#### Task material

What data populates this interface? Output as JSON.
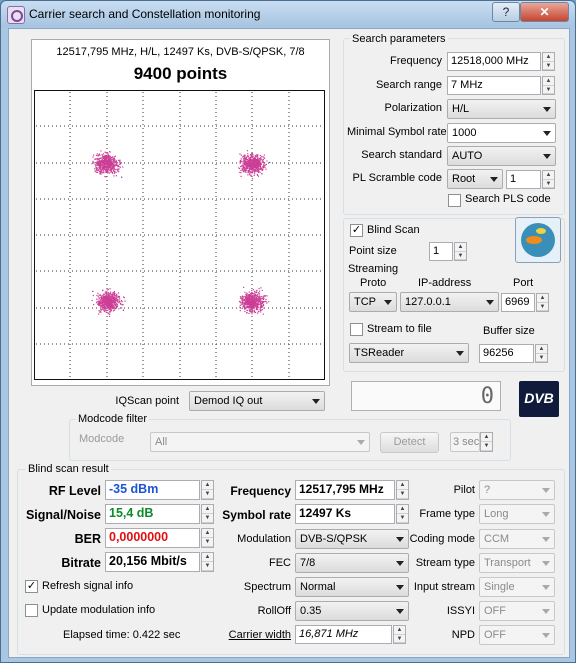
{
  "window": {
    "title": "Carrier search and Constellation monitoring",
    "help": "?",
    "close": "✕"
  },
  "constellation": {
    "info": "12517,795 MHz, H/L, 12497 Ks, DVB-S/QPSK, 7/8",
    "points_label": "9400 points"
  },
  "search_params": {
    "title": "Search parameters",
    "frequency_label": "Frequency",
    "frequency_value": "12518,000 MHz",
    "search_range_label": "Search range",
    "search_range_value": "7 MHz",
    "polarization_label": "Polarization",
    "polarization_value": "H/L",
    "min_symbol_label": "Minimal Symbol rate",
    "min_symbol_value": "1000",
    "standard_label": "Search standard",
    "standard_value": "AUTO",
    "pl_label": "PL Scramble code",
    "pl_mode": "Root",
    "pl_value": "1",
    "pls_search_label": "Search PLS code"
  },
  "blind_scan": {
    "label": "Blind Scan",
    "checked": true,
    "point_size_label": "Point size",
    "point_size_value": "1"
  },
  "streaming": {
    "title": "Streaming",
    "proto_label": "Proto",
    "ip_label": "IP-address",
    "port_label": "Port",
    "proto_value": "TCP",
    "ip_value": "127.0.0.1",
    "port_value": "6969",
    "stream_to_file_label": "Stream to file",
    "buffer_label": "Buffer size",
    "app_value": "TSReader",
    "buffer_value": "96256"
  },
  "lcd_value": "0",
  "dvb_logo": "DVB",
  "iqscan": {
    "label": "IQScan point",
    "value": "Demod IQ out"
  },
  "modcode": {
    "title": "Modcode filter",
    "label": "Modcode",
    "value": "All",
    "detect": "Detect",
    "interval": "3 sec"
  },
  "result": {
    "title": "Blind scan result",
    "rf_level_label": "RF Level",
    "rf_level_value": "-35 dBm",
    "snr_label": "Signal/Noise",
    "snr_value": "15,4 dB",
    "ber_label": "BER",
    "ber_value": "0,0000000",
    "bitrate_label": "Bitrate",
    "bitrate_value": "20,156 Mbit/s",
    "refresh_label": "Refresh signal info",
    "update_label": "Update modulation info",
    "elapsed": "Elapsed time: 0.422 sec",
    "frequency_label": "Frequency",
    "frequency_value": "12517,795 MHz",
    "symrate_label": "Symbol rate",
    "symrate_value": "12497 Ks",
    "modulation_label": "Modulation",
    "modulation_value": "DVB-S/QPSK",
    "fec_label": "FEC",
    "fec_value": "7/8",
    "spectrum_label": "Spectrum",
    "spectrum_value": "Normal",
    "rolloff_label": "RollOff",
    "rolloff_value": "0.35",
    "carrier_width_label": "Carrier width",
    "carrier_width_value": "16,871 MHz",
    "pilot_label": "Pilot",
    "pilot_value": "?",
    "frame_label": "Frame type",
    "frame_value": "Long",
    "coding_label": "Coding mode",
    "coding_value": "CCM",
    "stream_type_label": "Stream type",
    "stream_type_value": "Transport",
    "input_stream_label": "Input stream",
    "input_stream_value": "Single",
    "issyi_label": "ISSYI",
    "issyi_value": "OFF",
    "npd_label": "NPD",
    "npd_value": "OFF"
  },
  "colors": {
    "rf": "#1a55d6",
    "snr": "#0e8a2a",
    "ber": "#e01010",
    "cluster": "#cc3f96",
    "cluster_edge": "#3a3ad0"
  }
}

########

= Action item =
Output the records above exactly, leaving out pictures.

= Result of this task =
What data populates this interface? Output as JSON.
{
  "window": {
    "title": "Carrier search and Constellation monitoring",
    "help": "?",
    "close": "✕"
  },
  "constellation": {
    "info": "12517,795 MHz, H/L, 12497 Ks, DVB-S/QPSK, 7/8",
    "points_label": "9400 points"
  },
  "search_params": {
    "title": "Search parameters",
    "frequency_label": "Frequency",
    "frequency_value": "12518,000 MHz",
    "search_range_label": "Search range",
    "search_range_value": "7 MHz",
    "polarization_label": "Polarization",
    "polarization_value": "H/L",
    "min_symbol_label": "Minimal Symbol rate",
    "min_symbol_value": "1000",
    "standard_label": "Search standard",
    "standard_value": "AUTO",
    "pl_label": "PL Scramble code",
    "pl_mode": "Root",
    "pl_value": "1",
    "pls_search_label": "Search PLS code"
  },
  "blind_scan": {
    "label": "Blind Scan",
    "checked": true,
    "point_size_label": "Point size",
    "point_size_value": "1"
  },
  "streaming": {
    "title": "Streaming",
    "proto_label": "Proto",
    "ip_label": "IP-address",
    "port_label": "Port",
    "proto_value": "TCP",
    "ip_value": "127.0.0.1",
    "port_value": "6969",
    "stream_to_file_label": "Stream to file",
    "buffer_label": "Buffer size",
    "app_value": "TSReader",
    "buffer_value": "96256"
  },
  "lcd_value": "0",
  "dvb_logo": "DVB",
  "iqscan": {
    "label": "IQScan point",
    "value": "Demod IQ out"
  },
  "modcode": {
    "title": "Modcode filter",
    "label": "Modcode",
    "value": "All",
    "detect": "Detect",
    "interval": "3 sec"
  },
  "result": {
    "title": "Blind scan result",
    "rf_level_label": "RF Level",
    "rf_level_value": "-35 dBm",
    "snr_label": "Signal/Noise",
    "snr_value": "15,4 dB",
    "ber_label": "BER",
    "ber_value": "0,0000000",
    "bitrate_label": "Bitrate",
    "bitrate_value": "20,156 Mbit/s",
    "refresh_label": "Refresh signal info",
    "update_label": "Update modulation info",
    "elapsed": "Elapsed time: 0.422 sec",
    "frequency_label": "Frequency",
    "frequency_value": "12517,795 MHz",
    "symrate_label": "Symbol rate",
    "symrate_value": "12497 Ks",
    "modulation_label": "Modulation",
    "modulation_value": "DVB-S/QPSK",
    "fec_label": "FEC",
    "fec_value": "7/8",
    "spectrum_label": "Spectrum",
    "spectrum_value": "Normal",
    "rolloff_label": "RollOff",
    "rolloff_value": "0.35",
    "carrier_width_label": "Carrier width",
    "carrier_width_value": "16,871 MHz",
    "pilot_label": "Pilot",
    "pilot_value": "?",
    "frame_label": "Frame type",
    "frame_value": "Long",
    "coding_label": "Coding mode",
    "coding_value": "CCM",
    "stream_type_label": "Stream type",
    "stream_type_value": "Transport",
    "input_stream_label": "Input stream",
    "input_stream_value": "Single",
    "issyi_label": "ISSYI",
    "issyi_value": "OFF",
    "npd_label": "NPD",
    "npd_value": "OFF"
  },
  "colors": {
    "rf": "#1a55d6",
    "snr": "#0e8a2a",
    "ber": "#e01010",
    "cluster": "#cc3f96",
    "cluster_edge": "#3a3ad0"
  }
}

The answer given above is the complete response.